Fixing my chaotic donation patterns

I recently reviewed how much I had donated in past years, and didn’t like what I saw—in many years, I had donated less than I had wanted to, intended to, and had been able to. In some years it was higher because there were more crises that hit on days when I was feeling more generous, and in other years it was lower since charitable causes had been less in the headlines, I wasn’t paying as much attention, or those same crises hit on days when I was stressed and preoccupied with other things. It wasn’t for lack of good intention, but I didn’t have a system in place to set a donation target, track against it, and then check if I had actually donated to match my personal commitment, and correct if not.

An incredibly easy fix—setting a donation target and strategy with the person I share finances with (my husband), making our giving more of a shared conversation, creating a system to track against our goal, and reminders for checking in on how we’re doing—has already made donations decisions way faster and easier, less stressful, and substantially increased our giving. We used to make one-off, pseudo-random decisions about if and how much to give (with some lingering guilt attached as to whether it was too much or too little based on the cause and our overall budget), which led to very uneven, and unknown, results. Deciding to donate “a lot” felt like taking money away from other things, rather than fulfilling an existing intention and budget we had. Now we have easy conversations around how much of our budget to allocate to different causes. It went from “Hm, are we in the position to support X? What’s a reasonable amount for that? How do we even think about that?” to “Hey, since we care about X, what percentage of our donation budget this quarter/year should we allocate to it?”. Of course, we still have to figure out what causes we care about, and which organizations will be effective at moving them forward, but that’s the fun part!

Since this has been such an obvious-in-retrospect win that friends have also been interested in, I’ve pulled the steps together into a customizable spreadsheet template for others to use. Full instructions can be found there, but here’s an overview of the process:

  1. Decide your philanthropic commitment level.
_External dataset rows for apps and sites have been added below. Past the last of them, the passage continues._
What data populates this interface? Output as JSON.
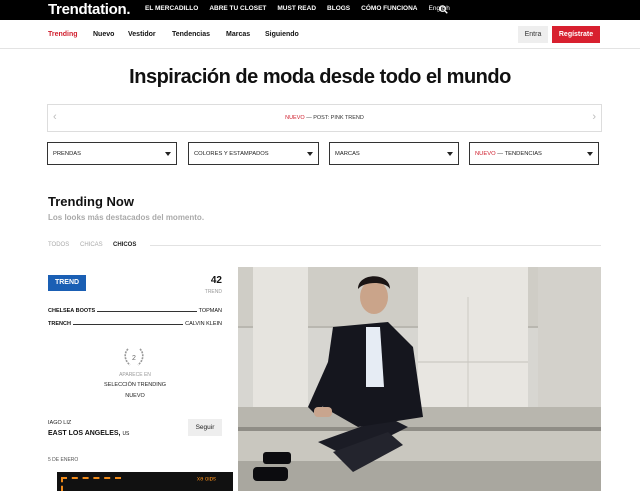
{
  "topbar": {
    "logo": "Trendtation.",
    "links": [
      "EL MERCADILLO",
      "ABRE TU CLOSET",
      "MUST READ",
      "BLOGS",
      "CÓMO FUNCIONA"
    ],
    "language": "English",
    "icon": "search-icon"
  },
  "subnav": {
    "tabs": [
      "Trending",
      "Nuevo",
      "Vestidor",
      "Tendencias",
      "Marcas",
      "Siguiendo"
    ],
    "active_tab": "Trending",
    "login_label": "Entra",
    "register_label": "Regístrate"
  },
  "headline": "Inspiración de moda desde todo el mundo",
  "carousel": {
    "tag": "NUEVO",
    "separator": "—",
    "text": "POST: PINK TREND"
  },
  "filters": [
    {
      "label": "PRENDAS"
    },
    {
      "label": "COLORES Y ESTAMPADOS"
    },
    {
      "label": "MARCAS"
    },
    {
      "tag": "NUEVO",
      "separator": "—",
      "label": "TENDENCIAS"
    }
  ],
  "trending": {
    "title": "Trending Now",
    "subtitle": "Los looks más destacados del momento.",
    "filter_tabs": [
      "TODOS",
      "CHICAS",
      "CHICOS"
    ],
    "active_filter": "CHICOS"
  },
  "look": {
    "badge": "TREND",
    "count": "42",
    "count_label": "TREND",
    "items": [
      {
        "item": "CHELSEA BOOTS",
        "brand": "TOPMAN"
      },
      {
        "item": "TRENCH",
        "brand": "CALVIN KLEIN"
      }
    ],
    "rank": "2",
    "appears_label": "APARECE EN",
    "appears_line1": "SELECCIÓN TRENDING",
    "appears_line2": "NUEVO",
    "author": "IAGO LIZ",
    "location": "EAST LOS ANGELES,",
    "country": "US",
    "follow_label": "Seguir",
    "date": "5 DE ENERO",
    "ad_text": "sdio ex"
  },
  "colors": {
    "accent_red": "#d8202f",
    "trend_blue": "#1a5fb4",
    "topbar": "#000000"
  }
}
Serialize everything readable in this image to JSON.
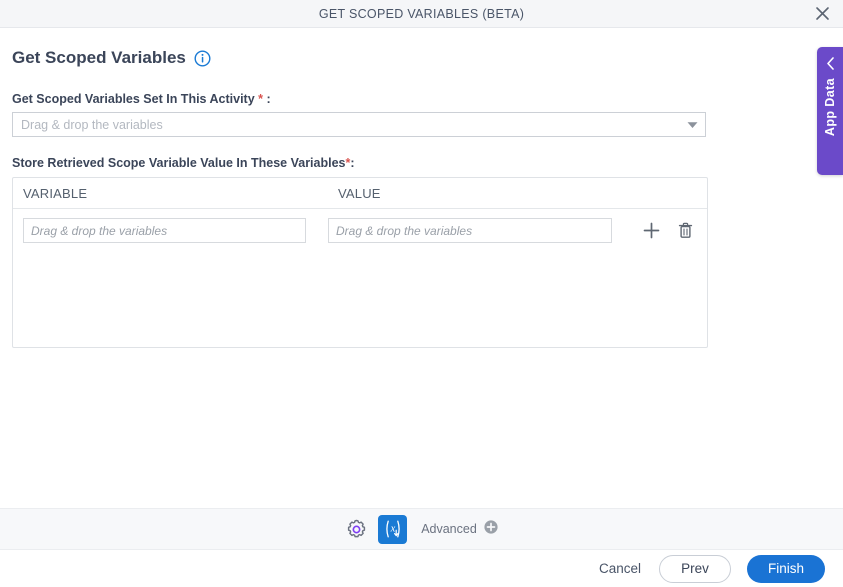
{
  "window": {
    "title": "GET SCOPED VARIABLES (BETA)",
    "close_icon": "close-icon"
  },
  "page": {
    "heading": "Get Scoped Variables",
    "info_icon": "info-icon"
  },
  "form": {
    "scoped_variables_field": {
      "label": "Get Scoped Variables Set In This Activity",
      "required_marker": "*",
      "label_suffix": ":",
      "value": "",
      "placeholder": "Drag & drop the variables",
      "caret_icon": "chevron-down-icon"
    },
    "store_variables_section": {
      "label": "Store Retrieved Scope Variable Value In These Variables",
      "required_marker": "*",
      "label_suffix": ":",
      "columns": [
        "VARIABLE",
        "VALUE"
      ],
      "rows": [
        {
          "variable": "",
          "variable_placeholder": "Drag & drop the variables",
          "value": "",
          "value_placeholder": "Drag & drop the variables",
          "add_icon": "plus-icon",
          "delete_icon": "trash-icon"
        }
      ]
    }
  },
  "app_data_tab": {
    "label": "App Data",
    "chevron_icon": "chevron-left-icon",
    "color": "#6b4ac9"
  },
  "toolbar": {
    "gear_icon": "gear-icon",
    "variables_icon": "variables-x-icon",
    "advanced_label": "Advanced",
    "advanced_add_icon": "plus-circle-icon",
    "accent_color": "#1a7ad4"
  },
  "footer": {
    "cancel_label": "Cancel",
    "prev_label": "Prev",
    "finish_label": "Finish",
    "finish_color": "#1a73d4"
  }
}
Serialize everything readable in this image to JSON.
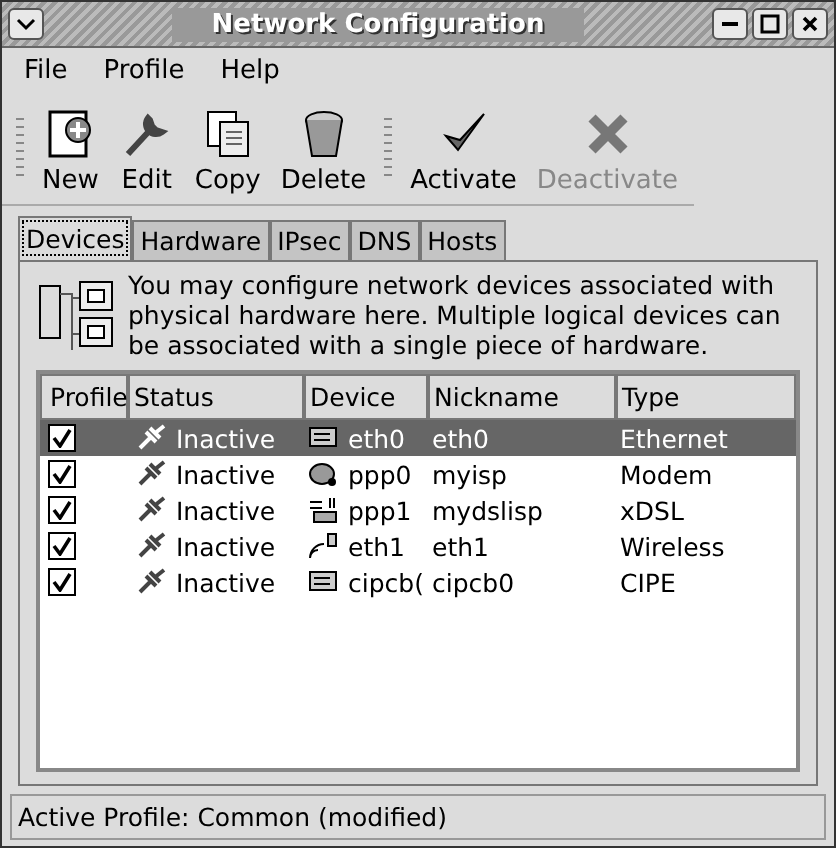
{
  "window": {
    "title": "Network Configuration"
  },
  "menu": [
    "File",
    "Profile",
    "Help"
  ],
  "toolbar": [
    {
      "label": "New",
      "kind": "new",
      "disabled": false
    },
    {
      "label": "Edit",
      "kind": "edit",
      "disabled": false
    },
    {
      "label": "Copy",
      "kind": "copy",
      "disabled": false
    },
    {
      "label": "Delete",
      "kind": "delete",
      "disabled": false
    },
    {
      "label": "Activate",
      "kind": "activate",
      "disabled": false
    },
    {
      "label": "Deactivate",
      "kind": "deactivate",
      "disabled": true
    }
  ],
  "tabs": [
    {
      "label": "Devices",
      "selected": true
    },
    {
      "label": "Hardware",
      "selected": false
    },
    {
      "label": "IPsec",
      "selected": false
    },
    {
      "label": "DNS",
      "selected": false
    },
    {
      "label": "Hosts",
      "selected": false
    }
  ],
  "description": "You may configure network devices associated with physical hardware here.  Multiple logical devices can be associated with a single piece of hardware.",
  "table": {
    "columns": [
      "Profile",
      "Status",
      "Device",
      "Nickname",
      "Type"
    ],
    "rows": [
      {
        "checked": true,
        "status": "Inactive",
        "device": "eth0",
        "kind": "ethernet",
        "nickname": "eth0",
        "type": "Ethernet",
        "selected": true
      },
      {
        "checked": true,
        "status": "Inactive",
        "device": "ppp0",
        "kind": "modem",
        "nickname": "myisp",
        "type": "Modem",
        "selected": false
      },
      {
        "checked": true,
        "status": "Inactive",
        "device": "ppp1",
        "kind": "dsl",
        "nickname": "mydslisp",
        "type": "xDSL",
        "selected": false
      },
      {
        "checked": true,
        "status": "Inactive",
        "device": "eth1",
        "kind": "wireless",
        "nickname": "eth1",
        "type": "Wireless",
        "selected": false
      },
      {
        "checked": true,
        "status": "Inactive",
        "device": "cipcb(",
        "kind": "cipe",
        "nickname": "cipcb0",
        "type": "CIPE",
        "selected": false
      }
    ]
  },
  "status_bar": "Active Profile: Common (modified)"
}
This system is all about helping you allocate and actually give the money you intend to, and meet your own personal commitment, whatever that amount may be. The spreadsheet also makes it easy to track your giving against changing commitment levels, as finances often change. (spreadsheet tab)
  2. Choose how you’ll allocate it across categories. We’ve found it helpful to think about our giving in the categories of “Strategic” (long-term areas and philanthropies we’re deeply interested in and committed to supporting), “Current Events” (donations in response to current events, natural disasters, etc.), and “Friends’ Fundraisers” (donations to support causes and fundraisers that friends are raising for, to show our support), and have percentages of our overall giving target allocated to each. How you think about categories and how you want to allocate across them may be different! I’d love to hear other frameworks for thinking about this. (spreadsheet tab)
  3. Think about your desired cause areas. It can be helpful (and later rewarding) to keep track of the areas you want to donate to, and then see how in practice you’re donating across them, making adjustments to your giving patterns as feels right. (spreadsheet tab)
  4. Track your past donations. I found it very enlightening to see what our giving behavior had been in the past, to identify things we wanted to keep doing, and those we wanted to change (like being more intentional!). If you have past donations tracked somewhere (possibly your tax returns), taking a few minutes to write these down and categorize them can be helpful to notice your own historical patterns. (spreadsheet tab)
  5. Setup recurring donations. For areas that you’re now committed to supporting with your pre-allocated budget, one of the best ways to provide non-profits with reliable support is to set up recurring monthly donations that they can plan around, and that remove future decision-making fatigue and credit-card punching-in from you.
  6. Track your donations. As you make donations throughout the year, track them in one place to have an easy record of how much you’ve given to what. (spreadsheet tab)
  7. Hold yourself accountable for fulfilling your personal commitment. Set up a frequency to review your giving so far, relative to your commitment (probably monthly or quarterly). This is your chance to top-up your donations to match your overall commitment, catch that there have been some areas that you want to donate to but haven’t yet, or make any other changes to your patterns. We’ve found that a recurring calendar invite with an email notification is easy and works to prompt the conversation. (spreadsheet tab)

Hope this helps you give confidently and consistently!